For the second time in as many years, I am standing at the entrance of a fetish shop staring at myself. It’s not my reflection. The entrance has been covered with an image of me: life-size, naked and poking my tongue out. Seeing myself here was not unexpected, but still a surprise. I do a lot of modelling for artists, but not much commercial work, so I’m not accustomed to seeing myself frozen in large format in public spaces. I’m amused to find out that I’m also on the carrier bags.
The image that graces the entrance to Gear London (now open!) was taken from a particularly fun, but somewhat risky, shoot on the London Underground. It was risky because Transport for London doesn’t like photographs being taken at the best of times. They are even less enthusiastic when the model is completely naked.
Neither the entrance nor the carrier bags have a full frontal image. My bum is on the carrier bag, and I’m holding a well-placed jacket in the entrance. Still, there I am, for the good folk of Shoreditch to see, with nothing more than a cheeky smile and some good lighting.
The texts have been trickling in since the store opened. For the most part, people have been delighted to see me. Which is flattering. Then I was amused to discover that some people were concerned. Did I know the picture was there? Did I give my permission? What if someone from work saw it? The enquiries were invariably well intentioned, but somehow left me a little nonplussed.
I’m often naked and I’m often paid for it. It’s a perk of having a healthy lifestyle and limited inhibition. I don’t broadcast that fact to everyone in my life because it’s not usually relevant. I also don’t bother to hide it because I don’t see any reason why I should. The implication from the concerned texts, that I’m doing something unscrupulous or unseemly, is at best misplaced, and at times outright hurtful.

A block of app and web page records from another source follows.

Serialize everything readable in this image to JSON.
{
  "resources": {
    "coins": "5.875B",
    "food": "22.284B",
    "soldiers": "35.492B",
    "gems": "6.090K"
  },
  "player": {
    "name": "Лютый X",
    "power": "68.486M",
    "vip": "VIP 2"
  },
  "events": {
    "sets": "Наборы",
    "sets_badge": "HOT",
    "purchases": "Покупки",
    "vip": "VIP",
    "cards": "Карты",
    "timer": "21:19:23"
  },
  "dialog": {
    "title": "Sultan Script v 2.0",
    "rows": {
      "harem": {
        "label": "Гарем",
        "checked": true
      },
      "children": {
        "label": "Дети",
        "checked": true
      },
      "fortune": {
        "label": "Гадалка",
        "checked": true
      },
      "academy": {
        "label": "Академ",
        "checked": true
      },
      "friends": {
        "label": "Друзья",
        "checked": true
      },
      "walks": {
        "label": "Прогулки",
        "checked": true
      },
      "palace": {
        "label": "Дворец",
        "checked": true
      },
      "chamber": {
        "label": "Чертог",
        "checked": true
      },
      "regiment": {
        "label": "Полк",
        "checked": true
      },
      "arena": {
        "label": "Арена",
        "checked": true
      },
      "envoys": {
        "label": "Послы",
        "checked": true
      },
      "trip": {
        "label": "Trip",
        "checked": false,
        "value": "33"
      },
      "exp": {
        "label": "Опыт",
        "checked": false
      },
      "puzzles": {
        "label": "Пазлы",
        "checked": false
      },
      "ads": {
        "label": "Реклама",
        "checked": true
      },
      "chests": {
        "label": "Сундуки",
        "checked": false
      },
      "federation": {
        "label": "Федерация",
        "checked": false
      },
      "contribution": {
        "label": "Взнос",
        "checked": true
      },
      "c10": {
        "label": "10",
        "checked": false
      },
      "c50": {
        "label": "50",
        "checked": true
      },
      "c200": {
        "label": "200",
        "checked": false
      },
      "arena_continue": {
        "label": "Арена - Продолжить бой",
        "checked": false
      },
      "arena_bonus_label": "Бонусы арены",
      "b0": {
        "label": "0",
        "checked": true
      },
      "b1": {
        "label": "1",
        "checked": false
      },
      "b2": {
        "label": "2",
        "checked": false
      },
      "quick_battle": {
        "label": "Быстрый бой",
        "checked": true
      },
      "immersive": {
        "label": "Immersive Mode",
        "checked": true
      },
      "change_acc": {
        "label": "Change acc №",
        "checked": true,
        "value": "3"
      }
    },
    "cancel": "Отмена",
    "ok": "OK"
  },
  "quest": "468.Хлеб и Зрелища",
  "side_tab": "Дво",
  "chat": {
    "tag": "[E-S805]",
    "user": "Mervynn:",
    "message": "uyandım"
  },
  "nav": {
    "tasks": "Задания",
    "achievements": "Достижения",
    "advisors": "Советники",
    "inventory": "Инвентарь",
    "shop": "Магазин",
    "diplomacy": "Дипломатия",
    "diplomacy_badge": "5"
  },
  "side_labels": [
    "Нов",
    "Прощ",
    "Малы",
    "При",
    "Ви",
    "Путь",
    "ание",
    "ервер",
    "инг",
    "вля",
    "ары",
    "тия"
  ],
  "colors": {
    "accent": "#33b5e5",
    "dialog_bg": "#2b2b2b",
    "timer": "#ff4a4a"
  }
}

For starters, if I were in the window of a fashion store, nobody would question the legitimacy. One would assume I had agreed to a photo shoot, been adequately paid for my time and efforts, and that I had given some kind of formal consent. The fact that Gear sells fetishwear shouldn’t render any of these assumptions less valid.
I am involved in sex the same way I am involved in science and the same way that I am involved in story telling. I use these aspects of my life to communicate and to express myself. They are not destructive. They are not exploitative. To be clear, exploitation can exist in sex-related industries (as in all industries) but it is a problem independent of the sexual nature of the work.
People who know me should know that the integrity of my work is important to me. I don’t allow my scientific output to be misrepresented or plagiarised. Similarly, I don’t allow my image (clothed or otherwise) to be used without my consent or in a way that promotes an agenda that I don’t support. The only difference is that anything I do that involves sex and sexuality is often undermined by a pervasive and condescending moral viewpoint.
Anyone with access to the Internet can learn pretty much all there is to know about me. I’m not one for secrets or confessions. The same month that my image appeared on the doors of a fetish boutique was the same month I submitted my thesis in cognitive neuroscience. I do more than one thing in my life. I am proud of everything that I do. I am only one person.